=== Work item ===
All lines of the material that contain "label" must be copied out.

=== Data for the task ===

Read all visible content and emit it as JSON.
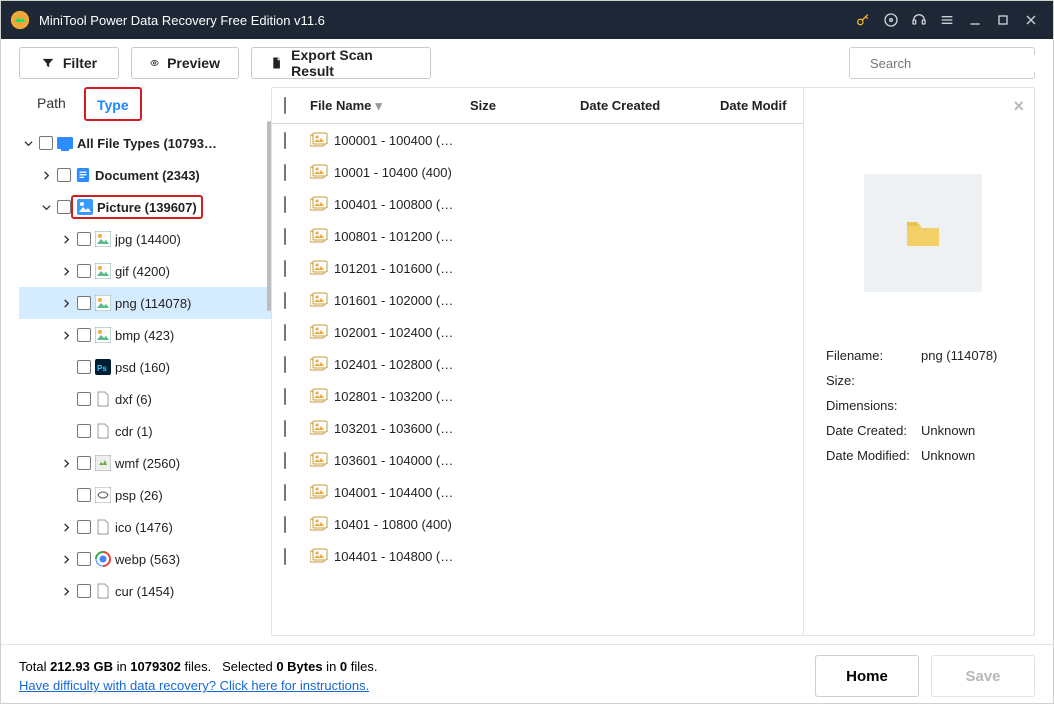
{
  "title": "MiniTool Power Data Recovery Free Edition v11.6",
  "toolbar": {
    "filter": "Filter",
    "preview": "Preview",
    "export": "Export Scan Result"
  },
  "search": {
    "placeholder": "Search"
  },
  "side_tabs": {
    "path": "Path",
    "type": "Type"
  },
  "tree": {
    "root": "All File Types (10793…",
    "document": "Document (2343)",
    "picture": "Picture (139607)",
    "children": [
      {
        "label": "jpg (14400)",
        "expand": true,
        "icon": "img"
      },
      {
        "label": "gif (4200)",
        "expand": true,
        "icon": "img"
      },
      {
        "label": "png (114078)",
        "expand": true,
        "icon": "img",
        "selected": true
      },
      {
        "label": "bmp (423)",
        "expand": true,
        "icon": "img"
      },
      {
        "label": "psd (160)",
        "expand": false,
        "icon": "psd"
      },
      {
        "label": "dxf (6)",
        "expand": false,
        "icon": "file"
      },
      {
        "label": "cdr (1)",
        "expand": false,
        "icon": "file"
      },
      {
        "label": "wmf (2560)",
        "expand": true,
        "icon": "wmf"
      },
      {
        "label": "psp (26)",
        "expand": false,
        "icon": "psp"
      },
      {
        "label": "ico (1476)",
        "expand": true,
        "icon": "file"
      },
      {
        "label": "webp (563)",
        "expand": true,
        "icon": "webp"
      },
      {
        "label": "cur (1454)",
        "expand": true,
        "icon": "file"
      }
    ]
  },
  "columns": {
    "name": "File Name",
    "size": "Size",
    "dc": "Date Created",
    "dm": "Date Modif"
  },
  "rows": [
    {
      "name": "100001 - 100400 (…"
    },
    {
      "name": "10001 - 10400 (400)"
    },
    {
      "name": "100401 - 100800 (…"
    },
    {
      "name": "100801 - 101200 (…"
    },
    {
      "name": "101201 - 101600 (…"
    },
    {
      "name": "101601 - 102000 (…"
    },
    {
      "name": "102001 - 102400 (…"
    },
    {
      "name": "102401 - 102800 (…"
    },
    {
      "name": "102801 - 103200 (…"
    },
    {
      "name": "103201 - 103600 (…"
    },
    {
      "name": "103601 - 104000 (…"
    },
    {
      "name": "104001 - 104400 (…"
    },
    {
      "name": "10401 - 10800 (400)"
    },
    {
      "name": "104401 - 104800 (…"
    }
  ],
  "preview": {
    "filename_k": "Filename:",
    "filename_v": "png (114078)",
    "size_k": "Size:",
    "size_v": "",
    "dim_k": "Dimensions:",
    "dim_v": "",
    "dc_k": "Date Created:",
    "dc_v": "Unknown",
    "dm_k": "Date Modified:",
    "dm_v": "Unknown"
  },
  "footer": {
    "total_pre": "Total ",
    "total_size": "212.93 GB",
    "total_mid": " in ",
    "total_files": "1079302",
    "total_post": " files.",
    "sel_pre": "Selected ",
    "sel_bytes": "0 Bytes",
    "sel_mid": " in ",
    "sel_n": "0",
    "sel_post": " files.",
    "help": "Have difficulty with data recovery? Click here for instructions.",
    "home": "Home",
    "save": "Save"
  }
}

=== Exercise result ===
        "label": "jpg (14400)",
        "label": "gif (4200)",
        "label": "png (114078)",
        "label": "bmp (423)",
        "label": "psd (160)",
        "label": "dxf (6)",
        "label": "cdr (1)",
        "label": "wmf (2560)",
        "label": "psp (26)",
        "label": "ico (1476)",
        "label": "webp (563)",
        "label": "cur (1454)",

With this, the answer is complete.